■ **Problem statement**
Retype every entry below without any change.

(Input data begins)

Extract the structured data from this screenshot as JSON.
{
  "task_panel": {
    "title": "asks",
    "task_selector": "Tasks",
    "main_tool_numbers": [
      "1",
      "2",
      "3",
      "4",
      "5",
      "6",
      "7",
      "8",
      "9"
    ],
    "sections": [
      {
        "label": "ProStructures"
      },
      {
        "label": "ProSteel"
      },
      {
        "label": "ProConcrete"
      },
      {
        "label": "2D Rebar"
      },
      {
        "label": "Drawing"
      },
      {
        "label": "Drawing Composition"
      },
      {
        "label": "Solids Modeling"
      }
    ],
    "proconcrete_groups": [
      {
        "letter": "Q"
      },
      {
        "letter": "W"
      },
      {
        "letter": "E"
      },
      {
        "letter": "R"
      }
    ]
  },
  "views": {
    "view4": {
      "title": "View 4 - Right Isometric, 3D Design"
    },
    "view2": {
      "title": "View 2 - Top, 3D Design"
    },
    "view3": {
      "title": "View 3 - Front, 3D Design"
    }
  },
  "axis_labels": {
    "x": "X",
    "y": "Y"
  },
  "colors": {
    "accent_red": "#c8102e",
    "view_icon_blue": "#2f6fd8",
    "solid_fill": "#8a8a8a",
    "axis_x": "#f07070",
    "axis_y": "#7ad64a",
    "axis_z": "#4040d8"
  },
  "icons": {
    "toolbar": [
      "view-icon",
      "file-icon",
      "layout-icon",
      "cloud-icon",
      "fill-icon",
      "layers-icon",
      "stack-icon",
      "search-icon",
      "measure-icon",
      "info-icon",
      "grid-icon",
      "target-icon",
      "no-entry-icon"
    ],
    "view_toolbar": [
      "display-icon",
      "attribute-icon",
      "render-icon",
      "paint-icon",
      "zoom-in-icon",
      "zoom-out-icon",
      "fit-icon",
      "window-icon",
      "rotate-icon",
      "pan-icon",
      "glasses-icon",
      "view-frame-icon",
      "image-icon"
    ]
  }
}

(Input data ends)

■ **Solution to this problem**
Extract the structured data from this screenshot as JSON.
{
  "task_panel": {
    "title": "asks",
    "task_selector": "Tasks",
    "main_tool_numbers": [
      "1",
      "2",
      "3",
      "4",
      "5",
      "6",
      "7",
      "8",
      "9"
    ],
    "sections": [
      {
        "label": "ProStructures"
      },
      {
        "label": "ProSteel"
      },
      {
        "label": "ProConcrete"
      },
      {
        "label": "2D Rebar"
      },
      {
        "label": "Drawing"
      },
      {
        "label": "Drawing Composition"
      },
      {
        "label": "Solids Modeling"
      }
    ],
    "proconcrete_groups": [
      {
        "letter": "Q"
      },
      {
        "letter": "W"
      },
      {
        "letter": "E"
      },
      {
        "letter": "R"
      }
    ]
  },
  "views": {
    "view4": {
      "title": "View 4 - Right Isometric, 3D Design"
    },
    "view2": {
      "title": "View 2 - Top, 3D Design"
    },
    "view3": {
      "title": "View 3 - Front, 3D Design"
    }
  },
  "axis_labels": {
    "x": "X",
    "y": "Y"
  },
  "colors": {
    "accent_red": "#c8102e",
    "view_icon_blue": "#2f6fd8",
    "solid_fill": "#8a8a8a",
    "axis_x": "#f07070",
    "axis_y": "#7ad64a",
    "axis_z": "#4040d8"
  },
  "icons": {
    "toolbar": [
      "view-icon",
      "file-icon",
      "layout-icon",
      "cloud-icon",
      "fill-icon",
      "layers-icon",
      "stack-icon",
      "search-icon",
      "measure-icon",
      "info-icon",
      "grid-icon",
      "target-icon",
      "no-entry-icon"
    ],
    "view_toolbar": [
      "display-icon",
      "attribute-icon",
      "render-icon",
      "paint-icon",
      "zoom-in-icon",
      "zoom-out-icon",
      "fit-icon",
      "window-icon",
      "rotate-icon",
      "pan-icon",
      "glasses-icon",
      "view-frame-icon",
      "image-icon"
    ]
  }
}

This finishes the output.